Seventy-four-year-old Shirley Lonsdale was enjoying a cigarette in the sunshine. “I stopped for 20 years but I was that bad with pains that I started again last year,” she said.
"I only have about eight a day – I don’t even smoke at home.”
Even as a smoker, she can see the benefits of the ban: “I know a lot of other people don’t like it. I will go along with it.”
Alison Weir, boss of Flanders cafe and bar, is also worried about enforcement. “We can’t control what people do out here when we are inside,” she said.
"Anyone who wants to have a smoke will just have to go over to The Green, I suppose. I think it is a little bit extreme.”
Online, opinions were divided. Writing on the Echo’s Facebook page, ex-smoker Jo-anne Garvey was all in favour of a smoking ban: “If it’s advertised as a family friendly pub and it serves food.... then yes ‘coz it stinks,” she said.
“If I go to the pub with my boys, we usually sit outside so they can play and we also eat outside too.
“Last thing you want to smell is smoke when you’re eating.”
But Paul Abbott was on the side of the ciggie-lovers: “Instead of always punishing the smokers who have stood by the law and go outside for their fix in all weathers, put the non-smokers in a designated area instead of always suggesting it should be the smokers who are moved,” he said.
Andrew Richard Hope thought it was a matter of good manners: “I’m a non-smoker but if I did smoke I wouldn’t want anyone feeling uncomfortable around me whilst I smoked,” he said.
"If the smoke is literally coming into your path directly then it’s not nice as the smell clings to your clothes.”
Ashleigh Tara was fed up with selfish smokers: “I shouldn’t have to sit inside on a nice day to avoid being surrounded by smoke which sets my asthma off and makes my clothes stink,” she said.
"Worse when there are children/families about because 99% of smokers don’t give two hoots about children inhaling it. There should be a designated area out of the way if needs must.

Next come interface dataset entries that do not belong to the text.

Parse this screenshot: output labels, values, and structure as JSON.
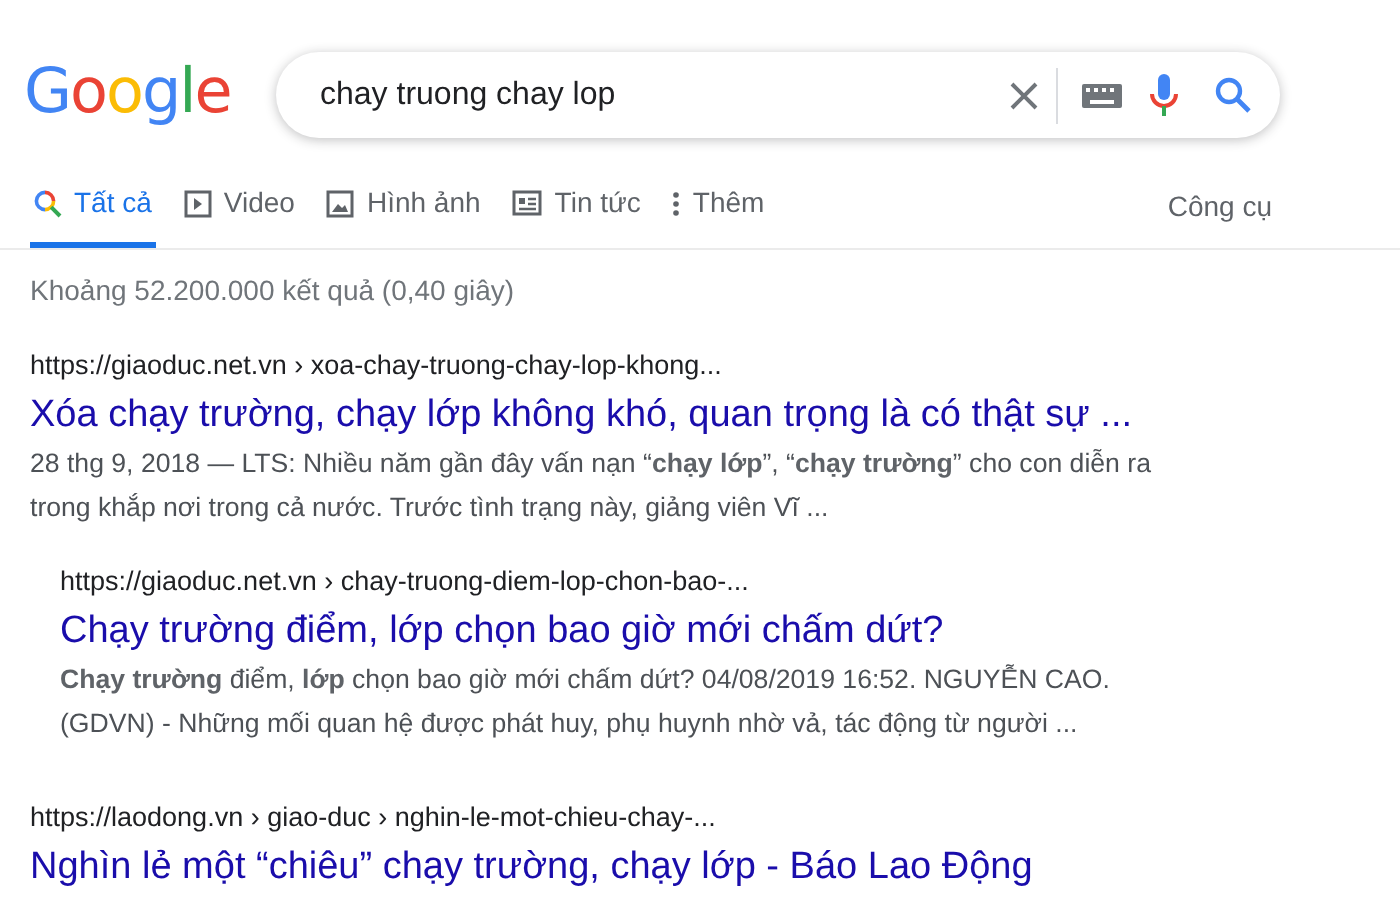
{
  "logo": "Google",
  "search": {
    "value": "chay truong chay lop"
  },
  "tabs": [
    {
      "label": "Tất cả",
      "kind": "all",
      "selected": true
    },
    {
      "label": "Video",
      "kind": "video",
      "selected": false
    },
    {
      "label": "Hình ảnh",
      "kind": "images",
      "selected": false
    },
    {
      "label": "Tin tức",
      "kind": "news",
      "selected": false
    },
    {
      "label": "Thêm",
      "kind": "more",
      "selected": false
    }
  ],
  "tools": "Công cụ",
  "stats": "Khoảng 52.200.000 kết quả (0,40 giây)",
  "results": [
    {
      "url": "https://giaoduc.net.vn › xoa-chay-truong-chay-lop-khong...",
      "title": "Xóa chạy trường, chạy lớp không khó, quan trọng là có thật sự ...",
      "snippet": "28 thg 9, 2018 — LTS: Nhiều năm gần đây vấn nạn “**chạy lớp**”, “**chạy trường**” cho con diễn ra trong khắp nơi trong cả nước. Trước tình trạng này, giảng viên Vĩ ...",
      "indented": false
    },
    {
      "url": "https://giaoduc.net.vn › chay-truong-diem-lop-chon-bao-...",
      "title": "Chạy trường điểm, lớp chọn bao giờ mới chấm dứt?",
      "snippet": "**Chạy trường** điểm, **lớp** chọn bao giờ mới chấm dứt? 04/08/2019 16:52. NGUYỄN CAO. (GDVN) - Những mối quan hệ được phát huy, phụ huynh nhờ vả, tác động từ người ...",
      "indented": true
    },
    {
      "url": "https://laodong.vn › giao-duc › nghin-le-mot-chieu-chay-...",
      "title": "Nghìn lẻ một “chiêu” chạy trường, chạy lớp - Báo Lao Động",
      "indented": false
    }
  ]
}
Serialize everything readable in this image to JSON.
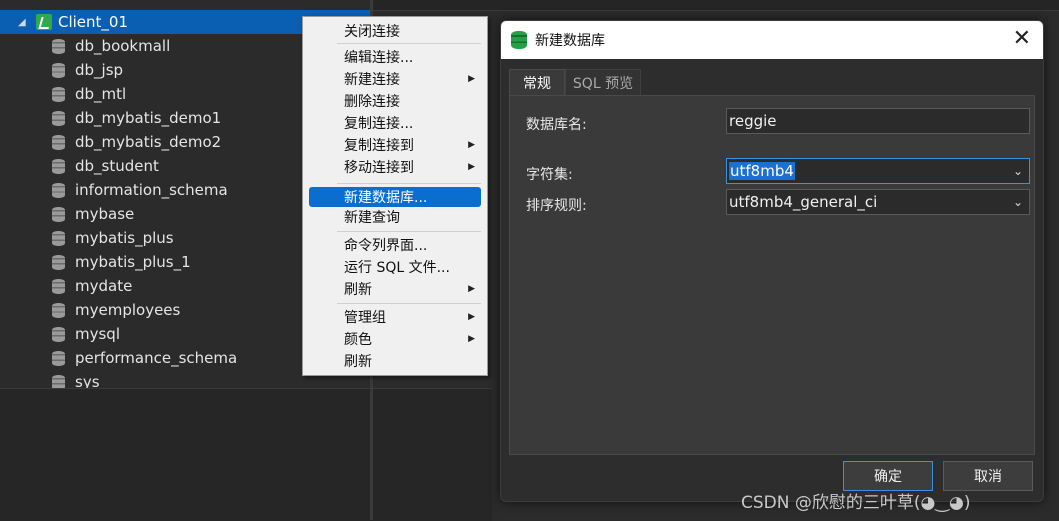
{
  "tree": {
    "connection": "Client_01",
    "databases": [
      "db_bookmall",
      "db_jsp",
      "db_mtl",
      "db_mybatis_demo1",
      "db_mybatis_demo2",
      "db_student",
      "information_schema",
      "mybase",
      "mybatis_plus",
      "mybatis_plus_1",
      "mydate",
      "myemployees",
      "mysql",
      "performance_schema",
      "sys"
    ]
  },
  "context_menu": {
    "items": [
      {
        "label": "关闭连接",
        "submenu": false
      },
      {
        "label": "编辑连接...",
        "submenu": false
      },
      {
        "label": "新建连接",
        "submenu": true
      },
      {
        "label": "删除连接",
        "submenu": false
      },
      {
        "label": "复制连接...",
        "submenu": false
      },
      {
        "label": "复制连接到",
        "submenu": true
      },
      {
        "label": "移动连接到",
        "submenu": true
      },
      {
        "label": "新建数据库...",
        "submenu": false,
        "selected": true
      },
      {
        "label": "新建查询",
        "submenu": false
      },
      {
        "label": "命令列界面...",
        "submenu": false
      },
      {
        "label": "运行 SQL 文件...",
        "submenu": false
      },
      {
        "label": "刷新",
        "submenu": true
      },
      {
        "label": "管理组",
        "submenu": true
      },
      {
        "label": "颜色",
        "submenu": true
      },
      {
        "label": "刷新",
        "submenu": false
      }
    ]
  },
  "dialog": {
    "title": "新建数据库",
    "tabs": [
      "常规",
      "SQL 预览"
    ],
    "fields": {
      "db_name_label": "数据库名:",
      "db_name_value": "reggie",
      "charset_label": "字符集:",
      "charset_value": "utf8mb4",
      "collation_label": "排序规则:",
      "collation_value": "utf8mb4_general_ci"
    },
    "ok_label": "确定",
    "cancel_label": "取消"
  },
  "watermark": "CSDN @欣慰的三叶草(◕‿◕)",
  "colors": {
    "selection": "#0a5fb3",
    "menu_highlight": "#0a6ed1",
    "connection_icon": "#2fa84f",
    "title_icon": "#27a148"
  }
}
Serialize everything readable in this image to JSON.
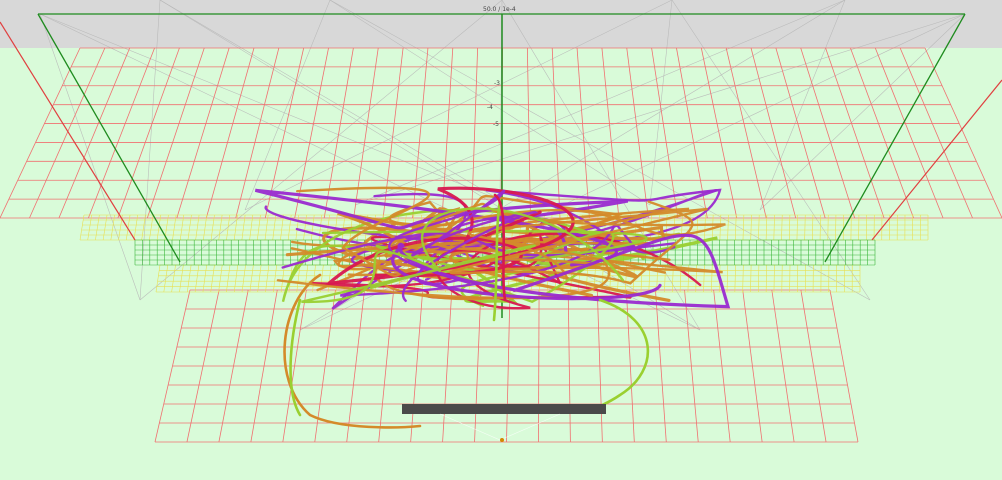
{
  "viewport": {
    "label_top": "50.0 / 1e-4",
    "axis_ticks": [
      "-3",
      "-4",
      "-5"
    ],
    "origin_label": ""
  },
  "colors": {
    "background": "#d9fbd9",
    "ceiling": "#d8d8d8",
    "floor_grid": "#f07070",
    "room_edges": "#1f8c1f",
    "perspective_lines": "#b8b8b8",
    "center_axis": "#1f8c1f",
    "yellow_grid": "#e8e050",
    "green_grid": "#3cb83c",
    "path_orange": "#d48a2a",
    "path_purple": "#9a2ad0",
    "path_green": "#9ad030",
    "path_red": "#d81850",
    "bar": "#4a4a4a"
  },
  "icons": {
    "origin_marker": "origin-marker-icon"
  }
}
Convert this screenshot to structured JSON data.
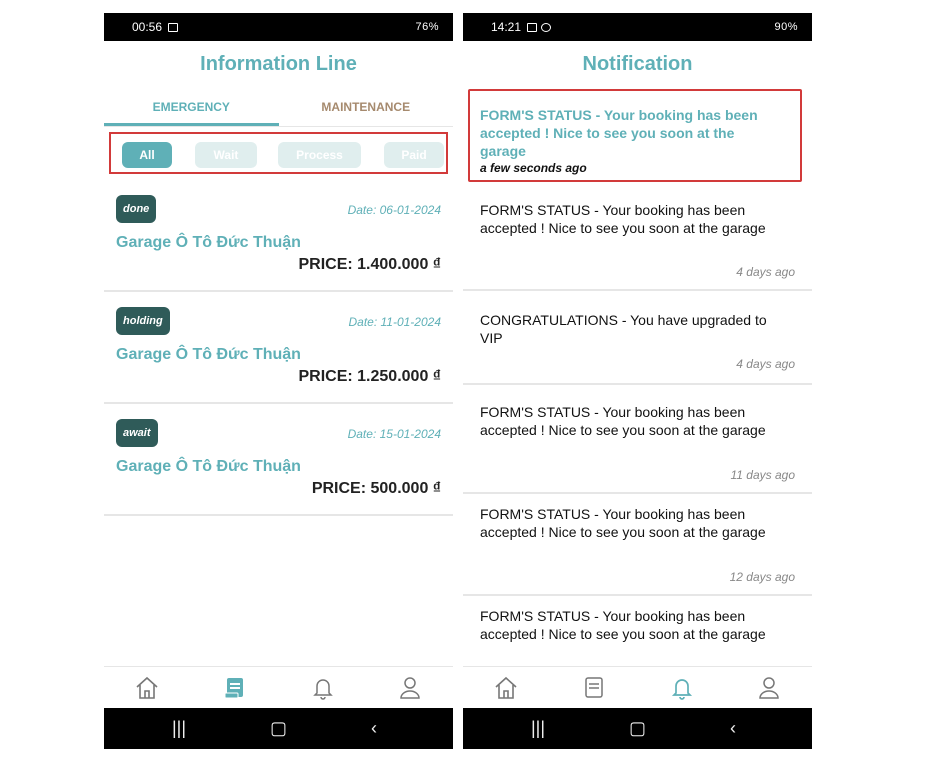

"It’s their bad habit, why should everyone else be inconvenienced by it?”